Over the past week or so, there has been a growing controversy surrounding a billboard for “X-Men: Apocalypse” showing Jennifer Lawrence‘s Mystique being strangled by Oscar Isaac‘s titular villain (see the image above, though it has been altered in the advertising so they looking directly at each other) that has been used in the film’s outdoor marketing campaign. The decision to show a woman in distress as part of the promotional push for a major four-quadrant tentpole rubbed more than a few people the wrong way. The Mary Sue were one of the earliest folks to put 20th Century Fox on blast, writing:

While having a female protagonist disempowered to the point of physical harm is an unfortunate feature of a summer blockbuster, the most problematic aspect of all of this is that Fox decided to use this visual for the film’s promotional campaign.

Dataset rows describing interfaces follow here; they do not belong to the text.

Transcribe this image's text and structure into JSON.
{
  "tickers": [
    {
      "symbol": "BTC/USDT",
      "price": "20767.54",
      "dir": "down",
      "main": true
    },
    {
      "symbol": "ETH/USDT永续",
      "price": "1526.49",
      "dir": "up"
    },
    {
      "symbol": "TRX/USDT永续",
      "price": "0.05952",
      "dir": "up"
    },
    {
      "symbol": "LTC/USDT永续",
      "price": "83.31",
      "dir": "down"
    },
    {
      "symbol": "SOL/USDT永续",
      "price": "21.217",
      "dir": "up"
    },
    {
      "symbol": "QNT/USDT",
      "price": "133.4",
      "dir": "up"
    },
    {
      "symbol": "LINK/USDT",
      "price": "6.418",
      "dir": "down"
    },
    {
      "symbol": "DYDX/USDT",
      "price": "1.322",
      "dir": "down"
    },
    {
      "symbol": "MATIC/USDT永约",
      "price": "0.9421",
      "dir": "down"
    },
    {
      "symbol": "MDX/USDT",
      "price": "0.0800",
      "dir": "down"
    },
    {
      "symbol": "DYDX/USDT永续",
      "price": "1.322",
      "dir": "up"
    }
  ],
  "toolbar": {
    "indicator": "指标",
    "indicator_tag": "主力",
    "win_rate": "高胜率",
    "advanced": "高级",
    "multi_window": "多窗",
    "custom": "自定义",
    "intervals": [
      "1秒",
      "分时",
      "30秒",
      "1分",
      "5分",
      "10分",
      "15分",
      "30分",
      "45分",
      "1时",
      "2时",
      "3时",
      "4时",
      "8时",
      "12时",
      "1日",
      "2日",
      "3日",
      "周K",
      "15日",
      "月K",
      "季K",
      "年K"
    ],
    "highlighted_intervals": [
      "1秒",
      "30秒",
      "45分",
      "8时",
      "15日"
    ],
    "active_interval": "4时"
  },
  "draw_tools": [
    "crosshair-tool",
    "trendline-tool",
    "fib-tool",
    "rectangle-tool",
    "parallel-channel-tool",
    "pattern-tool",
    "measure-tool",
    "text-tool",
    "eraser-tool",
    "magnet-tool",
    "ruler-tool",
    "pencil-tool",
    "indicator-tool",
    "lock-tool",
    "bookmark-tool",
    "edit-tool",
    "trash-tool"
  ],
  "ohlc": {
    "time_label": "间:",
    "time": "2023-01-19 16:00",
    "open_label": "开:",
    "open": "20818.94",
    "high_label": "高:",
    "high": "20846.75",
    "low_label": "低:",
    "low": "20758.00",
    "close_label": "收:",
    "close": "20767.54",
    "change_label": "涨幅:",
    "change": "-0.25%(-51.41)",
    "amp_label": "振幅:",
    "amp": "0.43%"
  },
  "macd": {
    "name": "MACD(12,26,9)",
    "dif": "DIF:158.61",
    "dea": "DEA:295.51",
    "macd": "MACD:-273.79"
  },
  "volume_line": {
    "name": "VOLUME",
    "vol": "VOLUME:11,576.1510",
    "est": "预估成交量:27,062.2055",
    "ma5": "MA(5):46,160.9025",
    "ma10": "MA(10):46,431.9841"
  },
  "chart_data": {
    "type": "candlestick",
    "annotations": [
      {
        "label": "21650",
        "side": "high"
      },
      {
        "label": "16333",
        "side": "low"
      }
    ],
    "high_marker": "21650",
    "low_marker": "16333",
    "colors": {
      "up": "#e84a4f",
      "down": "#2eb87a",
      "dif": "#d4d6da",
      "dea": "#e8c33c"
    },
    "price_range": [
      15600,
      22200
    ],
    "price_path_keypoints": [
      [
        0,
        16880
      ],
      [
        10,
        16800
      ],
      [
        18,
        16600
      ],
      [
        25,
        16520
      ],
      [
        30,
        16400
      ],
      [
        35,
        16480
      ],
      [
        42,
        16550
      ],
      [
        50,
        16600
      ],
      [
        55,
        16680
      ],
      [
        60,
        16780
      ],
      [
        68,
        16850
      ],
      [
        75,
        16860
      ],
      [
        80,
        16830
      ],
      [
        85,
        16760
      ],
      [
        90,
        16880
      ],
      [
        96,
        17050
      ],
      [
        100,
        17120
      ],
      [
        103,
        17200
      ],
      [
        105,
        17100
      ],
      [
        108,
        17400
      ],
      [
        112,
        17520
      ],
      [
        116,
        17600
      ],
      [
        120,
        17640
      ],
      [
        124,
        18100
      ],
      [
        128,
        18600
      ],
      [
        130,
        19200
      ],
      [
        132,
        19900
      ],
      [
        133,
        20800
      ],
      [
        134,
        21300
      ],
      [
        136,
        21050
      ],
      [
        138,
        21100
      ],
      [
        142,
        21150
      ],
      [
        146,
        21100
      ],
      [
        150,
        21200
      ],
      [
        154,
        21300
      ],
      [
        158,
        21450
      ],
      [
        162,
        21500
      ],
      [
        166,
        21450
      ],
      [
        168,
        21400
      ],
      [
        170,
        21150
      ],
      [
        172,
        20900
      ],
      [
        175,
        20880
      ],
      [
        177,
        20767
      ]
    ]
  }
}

Yes, Mystique getting choked out is on a poster.

It’s one thing to have this imbalance of power featured in the film itself as part of the plot, but it’s a whole other ball game to pick this single visual out of 144 minutes of film and use it as a representation of your entire movie.

READ MORE: Review: Bloated ‘X-Men: Apocalypse’ Buckles Under Excessive Superhero Destruction Porn

Actress Rose McGowan also expressed her dismay, telling THR, “There is a major problem when the men and women at 20th Century Fox think casual violence against women is the way to market a film. There is no context in the ad, just a woman getting strangled. The fact that no one flagged this is offensive and frankly, stupid.”

Devin Faraci of Birth Movies Death also weighed in, telling the trade, “Images of violence against women are pretty common in the X-Men universe, which is a pretty violent universe. The problem is taking this one image out of context and having it be an image that is not fantastical in nature…it’s just an image of a big guy choking out a smaller woman.”

20th Century Fox has wasted little time in issuing an apology, saying the following in this statement to THR:

In our enthusiasm to show the villainy of the character Apocalypse we didn’t immediately recognize the upsetting connotation of this image in print form. Once we realized how insensitive it was, we quickly took steps to remove those materials. We apologize for our actions and would never condone violence against women.

So, case closed. No word yet on if they’ll apologize for the actual movie as well.